**Saved entries:**
┌────────

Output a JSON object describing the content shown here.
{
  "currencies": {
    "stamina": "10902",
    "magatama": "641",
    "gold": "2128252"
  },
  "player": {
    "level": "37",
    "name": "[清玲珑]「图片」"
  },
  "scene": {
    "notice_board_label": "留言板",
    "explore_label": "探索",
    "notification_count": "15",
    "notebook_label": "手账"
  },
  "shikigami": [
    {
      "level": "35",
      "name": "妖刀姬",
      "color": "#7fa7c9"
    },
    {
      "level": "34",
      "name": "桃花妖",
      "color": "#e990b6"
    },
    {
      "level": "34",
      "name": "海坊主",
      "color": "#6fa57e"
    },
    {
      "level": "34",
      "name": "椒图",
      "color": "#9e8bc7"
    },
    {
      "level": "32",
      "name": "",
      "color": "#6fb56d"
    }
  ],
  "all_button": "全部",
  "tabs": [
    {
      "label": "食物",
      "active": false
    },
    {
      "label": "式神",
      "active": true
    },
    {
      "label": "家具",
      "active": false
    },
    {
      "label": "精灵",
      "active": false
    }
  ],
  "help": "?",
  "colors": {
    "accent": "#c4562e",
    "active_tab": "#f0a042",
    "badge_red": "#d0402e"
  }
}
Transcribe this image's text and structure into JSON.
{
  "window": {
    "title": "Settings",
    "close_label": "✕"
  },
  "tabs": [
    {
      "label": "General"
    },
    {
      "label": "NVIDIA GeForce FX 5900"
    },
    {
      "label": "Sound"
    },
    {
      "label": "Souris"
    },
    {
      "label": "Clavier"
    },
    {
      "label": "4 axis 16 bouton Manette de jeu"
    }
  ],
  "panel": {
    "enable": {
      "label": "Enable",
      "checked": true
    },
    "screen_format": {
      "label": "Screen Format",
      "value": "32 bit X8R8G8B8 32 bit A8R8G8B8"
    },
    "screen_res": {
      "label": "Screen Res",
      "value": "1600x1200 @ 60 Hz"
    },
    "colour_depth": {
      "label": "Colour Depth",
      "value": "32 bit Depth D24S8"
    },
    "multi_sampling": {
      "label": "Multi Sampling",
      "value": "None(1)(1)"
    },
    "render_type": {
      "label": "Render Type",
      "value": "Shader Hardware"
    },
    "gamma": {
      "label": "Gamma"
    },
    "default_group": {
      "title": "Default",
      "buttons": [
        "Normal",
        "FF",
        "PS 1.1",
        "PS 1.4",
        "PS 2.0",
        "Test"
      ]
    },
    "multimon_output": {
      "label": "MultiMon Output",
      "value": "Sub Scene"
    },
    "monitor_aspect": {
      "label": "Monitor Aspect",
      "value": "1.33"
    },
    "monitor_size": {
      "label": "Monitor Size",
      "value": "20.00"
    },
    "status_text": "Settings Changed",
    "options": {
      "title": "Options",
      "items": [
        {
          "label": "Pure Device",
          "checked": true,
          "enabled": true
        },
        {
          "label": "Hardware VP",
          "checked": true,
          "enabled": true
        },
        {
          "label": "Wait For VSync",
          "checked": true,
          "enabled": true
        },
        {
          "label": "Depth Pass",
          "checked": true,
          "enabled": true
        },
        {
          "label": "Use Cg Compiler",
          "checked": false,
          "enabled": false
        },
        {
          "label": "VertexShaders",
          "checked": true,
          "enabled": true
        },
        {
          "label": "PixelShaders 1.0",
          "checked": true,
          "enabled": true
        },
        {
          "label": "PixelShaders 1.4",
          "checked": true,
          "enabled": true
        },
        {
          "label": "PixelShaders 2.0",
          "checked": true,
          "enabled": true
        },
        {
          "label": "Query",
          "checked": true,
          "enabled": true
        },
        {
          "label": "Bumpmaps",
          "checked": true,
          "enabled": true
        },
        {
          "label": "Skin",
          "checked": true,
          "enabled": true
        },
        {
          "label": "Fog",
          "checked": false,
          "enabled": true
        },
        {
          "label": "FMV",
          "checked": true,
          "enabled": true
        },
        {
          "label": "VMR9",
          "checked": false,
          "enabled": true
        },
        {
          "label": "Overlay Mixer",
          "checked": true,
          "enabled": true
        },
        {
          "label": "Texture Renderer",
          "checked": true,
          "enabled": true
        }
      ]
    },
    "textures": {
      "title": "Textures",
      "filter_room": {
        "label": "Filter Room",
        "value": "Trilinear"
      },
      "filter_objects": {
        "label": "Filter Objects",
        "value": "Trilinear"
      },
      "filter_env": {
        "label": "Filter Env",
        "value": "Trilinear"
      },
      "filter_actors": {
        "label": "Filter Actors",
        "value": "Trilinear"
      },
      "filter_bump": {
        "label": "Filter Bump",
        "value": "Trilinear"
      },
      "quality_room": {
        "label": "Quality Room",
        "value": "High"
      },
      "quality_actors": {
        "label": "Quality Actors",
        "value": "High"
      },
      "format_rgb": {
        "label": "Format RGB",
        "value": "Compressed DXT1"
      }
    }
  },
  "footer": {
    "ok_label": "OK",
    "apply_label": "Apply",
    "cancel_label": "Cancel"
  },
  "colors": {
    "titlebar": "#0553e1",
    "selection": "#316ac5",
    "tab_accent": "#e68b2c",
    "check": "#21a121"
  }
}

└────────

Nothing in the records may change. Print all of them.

Output a JSON object describing the content shown here.
{
  "currencies": {
    "stamina": "10902",
    "magatama": "641",
    "gold": "2128252"
  },
  "player": {
    "level": "37",
    "name": "[清玲珑]「图片」"
  },
  "scene": {
    "notice_board_label": "留言板",
    "explore_label": "探索",
    "notification_count": "15",
    "notebook_label": "手账"
  },
  "shikigami": [
    {
      "level": "35",
      "name": "妖刀姬",
      "color": "#7fa7c9"
    },
    {
      "level": "34",
      "name": "桃花妖",
      "color": "#e990b6"
    },
    {
      "level": "34",
      "name": "海坊主",
      "color": "#6fa57e"
    },
    {
      "level": "34",
      "name": "椒图",
      "color": "#9e8bc7"
    },
    {
      "level": "32",
      "name": "",
      "color": "#6fb56d"
    }
  ],
  "all_button": "全部",
  "tabs": [
    {
      "label": "食物",
      "active": false
    },
    {
      "label": "式神",
      "active": true
    },
    {
      "label": "家具",
      "active": false
    },
    {
      "label": "精灵",
      "active": false
    }
  ],
  "help": "?",
  "colors": {
    "accent": "#c4562e",
    "active_tab": "#f0a042",
    "badge_red": "#d0402e"
  }
}
Transcribe this image's text and structure into JSON.
{
  "window": {
    "title": "Settings",
    "close_label": "✕"
  },
  "tabs": [
    {
      "label": "General"
    },
    {
      "label": "NVIDIA GeForce FX 5900"
    },
    {
      "label": "Sound"
    },
    {
      "label": "Souris"
    },
    {
      "label": "Clavier"
    },
    {
      "label": "4 axis 16 bouton Manette de jeu"
    }
  ],
  "panel": {
    "enable": {
      "label": "Enable",
      "checked": true
    },
    "screen_format": {
      "label": "Screen Format",
      "value": "32 bit X8R8G8B8 32 bit A8R8G8B8"
    },
    "screen_res": {
      "label": "Screen Res",
      "value": "1600x1200 @ 60 Hz"
    },
    "colour_depth": {
      "label": "Colour Depth",
      "value": "32 bit Depth D24S8"
    },
    "multi_sampling": {
      "label": "Multi Sampling",
      "value": "None(1)(1)"
    },
    "render_type": {
      "label": "Render Type",
      "value": "Shader Hardware"
    },
    "gamma": {
      "label": "Gamma"
    },
    "default_group": {
      "title": "Default",
      "buttons": [
        "Normal",
        "FF",
        "PS 1.1",
        "PS 1.4",
        "PS 2.0",
        "Test"
      ]
    },
    "multimon_output": {
      "label": "MultiMon Output",
      "value": "Sub Scene"
    },
    "monitor_aspect": {
      "label": "Monitor Aspect",
      "value": "1.33"
    },
    "monitor_size": {
      "label": "Monitor Size",
      "value": "20.00"
    },
    "status_text": "Settings Changed",
    "options": {
      "title": "Options",
      "items": [
        {
          "label": "Pure Device",
          "checked": true,
          "enabled": true
        },
        {
          "label": "Hardware VP",
          "checked": true,
          "enabled": true
        },
        {
          "label": "Wait For VSync",
          "checked": true,
          "enabled": true
        },
        {
          "label": "Depth Pass",
          "checked": true,
          "enabled": true
        },
        {
          "label": "Use Cg Compiler",
          "checked": false,
          "enabled": false
        },
        {
          "label": "VertexShaders",
          "checked": true,
          "enabled": true
        },
        {
          "label": "PixelShaders 1.0",
          "checked": true,
          "enabled": true
        },
        {
          "label": "PixelShaders 1.4",
          "checked": true,
          "enabled": true
        },
        {
          "label": "PixelShaders 2.0",
          "checked": true,
          "enabled": true
        },
        {
          "label": "Query",
          "checked": true,
          "enabled": true
        },
        {
          "label": "Bumpmaps",
          "checked": true,
          "enabled": true
        },
        {
          "label": "Skin",
          "checked": true,
          "enabled": true
        },
        {
          "label": "Fog",
          "checked": false,
          "enabled": true
        },
        {
          "label": "FMV",
          "checked": true,
          "enabled": true
        },
        {
          "label": "VMR9",
          "checked": false,
          "enabled": true
        },
        {
          "label": "Overlay Mixer",
          "checked": true,
          "enabled": true
        },
        {
          "label": "Texture Renderer",
          "checked": true,
          "enabled": true
        }
      ]
    },
    "textures": {
      "title": "Textures",
      "filter_room": {
        "label": "Filter Room",
        "value": "Trilinear"
      },
      "filter_objects": {
        "label": "Filter Objects",
        "value": "Trilinear"
      },
      "filter_env": {
        "label": "Filter Env",
        "value": "Trilinear"
      },
      "filter_actors": {
        "label": "Filter Actors",
        "value": "Trilinear"
      },
      "filter_bump": {
        "label": "Filter Bump",
        "value": "Trilinear"
      },
      "quality_room": {
        "label": "Quality Room",
        "value": "High"
      },
      "quality_actors": {
        "label": "Quality Actors",
        "value": "High"
      },
      "format_rgb": {
        "label": "Format RGB",
        "value": "Compressed DXT1"
      }
    }
  },
  "footer": {
    "ok_label": "OK",
    "apply_label": "Apply",
    "cancel_label": "Cancel"
  },
  "colors": {
    "titlebar": "#0553e1",
    "selection": "#316ac5",
    "tab_accent": "#e68b2c",
    "check": "#21a121"
  }
}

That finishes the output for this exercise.